- AIM OF THE TASK -
Return all of the entries, keeping every word and mark as it is.

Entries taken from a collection
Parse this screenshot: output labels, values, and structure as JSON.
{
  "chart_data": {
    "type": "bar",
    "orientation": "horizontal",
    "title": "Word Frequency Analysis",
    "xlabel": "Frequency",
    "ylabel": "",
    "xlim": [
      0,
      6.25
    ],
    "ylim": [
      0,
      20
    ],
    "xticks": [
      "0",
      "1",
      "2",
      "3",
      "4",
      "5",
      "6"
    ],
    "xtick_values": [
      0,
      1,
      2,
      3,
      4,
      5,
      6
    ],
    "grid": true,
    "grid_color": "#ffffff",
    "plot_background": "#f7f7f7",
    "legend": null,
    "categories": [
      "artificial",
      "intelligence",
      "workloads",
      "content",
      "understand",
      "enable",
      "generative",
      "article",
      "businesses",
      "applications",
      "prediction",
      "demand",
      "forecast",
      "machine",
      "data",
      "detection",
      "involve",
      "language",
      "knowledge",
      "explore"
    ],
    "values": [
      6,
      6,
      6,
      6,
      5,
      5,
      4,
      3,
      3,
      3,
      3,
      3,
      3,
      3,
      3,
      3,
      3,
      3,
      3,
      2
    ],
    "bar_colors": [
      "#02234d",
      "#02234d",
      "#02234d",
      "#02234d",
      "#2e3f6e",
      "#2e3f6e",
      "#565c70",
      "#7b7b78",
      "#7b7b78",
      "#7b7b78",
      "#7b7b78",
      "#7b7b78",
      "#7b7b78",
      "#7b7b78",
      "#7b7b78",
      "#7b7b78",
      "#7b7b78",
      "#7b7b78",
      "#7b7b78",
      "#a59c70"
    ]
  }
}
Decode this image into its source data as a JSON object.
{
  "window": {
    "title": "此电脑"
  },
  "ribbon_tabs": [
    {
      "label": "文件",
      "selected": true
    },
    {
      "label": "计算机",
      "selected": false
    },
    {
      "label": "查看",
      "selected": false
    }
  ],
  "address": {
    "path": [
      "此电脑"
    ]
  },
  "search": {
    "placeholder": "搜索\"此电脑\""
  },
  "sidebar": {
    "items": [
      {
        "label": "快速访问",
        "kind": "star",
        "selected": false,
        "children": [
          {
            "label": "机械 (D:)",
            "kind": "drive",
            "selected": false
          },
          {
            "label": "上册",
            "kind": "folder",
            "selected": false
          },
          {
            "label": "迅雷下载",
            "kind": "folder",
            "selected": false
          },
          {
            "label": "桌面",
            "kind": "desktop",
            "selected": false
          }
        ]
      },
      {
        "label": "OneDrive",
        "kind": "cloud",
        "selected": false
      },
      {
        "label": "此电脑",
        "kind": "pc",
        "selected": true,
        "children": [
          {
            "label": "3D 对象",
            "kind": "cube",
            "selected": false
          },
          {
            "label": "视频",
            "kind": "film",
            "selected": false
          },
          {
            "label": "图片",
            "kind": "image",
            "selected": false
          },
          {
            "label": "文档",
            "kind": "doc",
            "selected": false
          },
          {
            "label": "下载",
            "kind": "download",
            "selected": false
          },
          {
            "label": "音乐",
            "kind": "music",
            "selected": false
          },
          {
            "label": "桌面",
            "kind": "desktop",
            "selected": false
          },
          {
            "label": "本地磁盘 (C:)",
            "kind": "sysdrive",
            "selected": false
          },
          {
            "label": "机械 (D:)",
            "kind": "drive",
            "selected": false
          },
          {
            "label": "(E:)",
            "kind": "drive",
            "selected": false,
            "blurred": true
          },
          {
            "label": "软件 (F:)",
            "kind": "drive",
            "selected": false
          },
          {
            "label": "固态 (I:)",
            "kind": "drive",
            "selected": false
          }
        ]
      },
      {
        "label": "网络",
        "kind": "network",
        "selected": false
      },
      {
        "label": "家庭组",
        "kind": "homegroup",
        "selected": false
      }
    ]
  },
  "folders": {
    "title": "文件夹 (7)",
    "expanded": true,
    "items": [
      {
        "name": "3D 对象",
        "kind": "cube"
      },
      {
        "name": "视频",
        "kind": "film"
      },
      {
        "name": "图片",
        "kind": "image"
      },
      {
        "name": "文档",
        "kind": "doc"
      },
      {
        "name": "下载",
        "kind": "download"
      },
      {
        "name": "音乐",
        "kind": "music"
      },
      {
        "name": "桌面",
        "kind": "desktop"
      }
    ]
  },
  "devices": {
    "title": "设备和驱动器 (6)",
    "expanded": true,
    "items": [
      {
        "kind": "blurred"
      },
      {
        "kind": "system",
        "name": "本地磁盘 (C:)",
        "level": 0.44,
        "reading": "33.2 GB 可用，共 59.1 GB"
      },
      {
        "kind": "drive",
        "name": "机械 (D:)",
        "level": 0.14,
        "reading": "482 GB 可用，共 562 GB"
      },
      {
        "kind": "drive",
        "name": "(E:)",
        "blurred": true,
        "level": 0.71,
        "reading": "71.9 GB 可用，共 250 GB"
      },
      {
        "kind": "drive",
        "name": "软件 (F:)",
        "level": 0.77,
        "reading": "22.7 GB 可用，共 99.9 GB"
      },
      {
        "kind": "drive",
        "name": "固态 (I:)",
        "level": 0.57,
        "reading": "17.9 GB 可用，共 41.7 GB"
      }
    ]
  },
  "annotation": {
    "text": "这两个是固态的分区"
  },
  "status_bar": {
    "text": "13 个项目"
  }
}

- EXERCISE RESPONSE -
Parse this screenshot: output labels, values, and structure as JSON.
{
  "chart_data": {
    "type": "bar",
    "orientation": "horizontal",
    "title": "Word Frequency Analysis",
    "xlabel": "Frequency",
    "ylabel": "",
    "xlim": [
      0,
      6.25
    ],
    "ylim": [
      0,
      20
    ],
    "xticks": [
      "0",
      "1",
      "2",
      "3",
      "4",
      "5",
      "6"
    ],
    "xtick_values": [
      0,
      1,
      2,
      3,
      4,
      5,
      6
    ],
    "grid": true,
    "grid_color": "#ffffff",
    "plot_background": "#f7f7f7",
    "legend": null,
    "categories": [
      "artificial",
      "intelligence",
      "workloads",
      "content",
      "understand",
      "enable",
      "generative",
      "article",
      "businesses",
      "applications",
      "prediction",
      "demand",
      "forecast",
      "machine",
      "data",
      "detection",
      "involve",
      "language",
      "knowledge",
      "explore"
    ],
    "values": [
      6,
      6,
      6,
      6,
      5,
      5,
      4,
      3,
      3,
      3,
      3,
      3,
      3,
      3,
      3,
      3,
      3,
      3,
      3,
      2
    ],
    "bar_colors": [
      "#02234d",
      "#02234d",
      "#02234d",
      "#02234d",
      "#2e3f6e",
      "#2e3f6e",
      "#565c70",
      "#7b7b78",
      "#7b7b78",
      "#7b7b78",
      "#7b7b78",
      "#7b7b78",
      "#7b7b78",
      "#7b7b78",
      "#7b7b78",
      "#7b7b78",
      "#7b7b78",
      "#7b7b78",
      "#7b7b78",
      "#a59c70"
    ]
  }
}
Decode this image into its source data as a JSON object.
{
  "window": {
    "title": "此电脑"
  },
  "ribbon_tabs": [
    {
      "label": "文件",
      "selected": true
    },
    {
      "label": "计算机",
      "selected": false
    },
    {
      "label": "查看",
      "selected": false
    }
  ],
  "address": {
    "path": [
      "此电脑"
    ]
  },
  "search": {
    "placeholder": "搜索\"此电脑\""
  },
  "sidebar": {
    "items": [
      {
        "label": "快速访问",
        "kind": "star",
        "selected": false,
        "children": [
          {
            "label": "机械 (D:)",
            "kind": "drive",
            "selected": false
          },
          {
            "label": "上册",
            "kind": "folder",
            "selected": false
          },
          {
            "label": "迅雷下载",
            "kind": "folder",
            "selected": false
          },
          {
            "label": "桌面",
            "kind": "desktop",
            "selected": false
          }
        ]
      },
      {
        "label": "OneDrive",
        "kind": "cloud",
        "selected": false
      },
      {
        "label": "此电脑",
        "kind": "pc",
        "selected": true,
        "children": [
          {
            "label": "3D 对象",
            "kind": "cube",
            "selected": false
          },
          {
            "label": "视频",
            "kind": "film",
            "selected": false
          },
          {
            "label": "图片",
            "kind": "image",
            "selected": false
          },
          {
            "label": "文档",
            "kind": "doc",
            "selected": false
          },
          {
            "label": "下载",
            "kind": "download",
            "selected": false
          },
          {
            "label": "音乐",
            "kind": "music",
            "selected": false
          },
          {
            "label": "桌面",
            "kind": "desktop",
            "selected": false
          },
          {
            "label": "本地磁盘 (C:)",
            "kind": "sysdrive",
            "selected": false
          },
          {
            "label": "机械 (D:)",
            "kind": "drive",
            "selected": false
          },
          {
            "label": "(E:)",
            "kind": "drive",
            "selected": false,
            "blurred": true
          },
          {
            "label": "软件 (F:)",
            "kind": "drive",
            "selected": false
          },
          {
            "label": "固态 (I:)",
            "kind": "drive",
            "selected": false
          }
        ]
      },
      {
        "label": "网络",
        "kind": "network",
        "selected": false
      },
      {
        "label": "家庭组",
        "kind": "homegroup",
        "selected": false
      }
    ]
  },
  "folders": {
    "title": "文件夹 (7)",
    "expanded": true,
    "items": [
      {
        "name": "3D 对象",
        "kind": "cube"
      },
      {
        "name": "视频",
        "kind": "film"
      },
      {
        "name": "图片",
        "kind": "image"
      },
      {
        "name": "文档",
        "kind": "doc"
      },
      {
        "name": "下载",
        "kind": "download"
      },
      {
        "name": "音乐",
        "kind": "music"
      },
      {
        "name": "桌面",
        "kind": "desktop"
      }
    ]
  },
  "devices": {
    "title": "设备和驱动器 (6)",
    "expanded": true,
    "items": [
      {
        "kind": "blurred"
      },
      {
        "kind": "system",
        "name": "本地磁盘 (C:)",
        "level": 0.44,
        "reading": "33.2 GB 可用，共 59.1 GB"
      },
      {
        "kind": "drive",
        "name": "机械 (D:)",
        "level": 0.14,
        "reading": "482 GB 可用，共 562 GB"
      },
      {
        "kind": "drive",
        "name": "(E:)",
        "blurred": true,
        "level": 0.71,
        "reading": "71.9 GB 可用，共 250 GB"
      },
      {
        "kind": "drive",
        "name": "软件 (F:)",
        "level": 0.77,
        "reading": "22.7 GB 可用，共 99.9 GB"
      },
      {
        "kind": "drive",
        "name": "固态 (I:)",
        "level": 0.57,
        "reading": "17.9 GB 可用，共 41.7 GB"
      }
    ]
  },
  "annotation": {
    "text": "这两个是固态的分区"
  },
  "status_bar": {
    "text": "13 个项目"
  }
}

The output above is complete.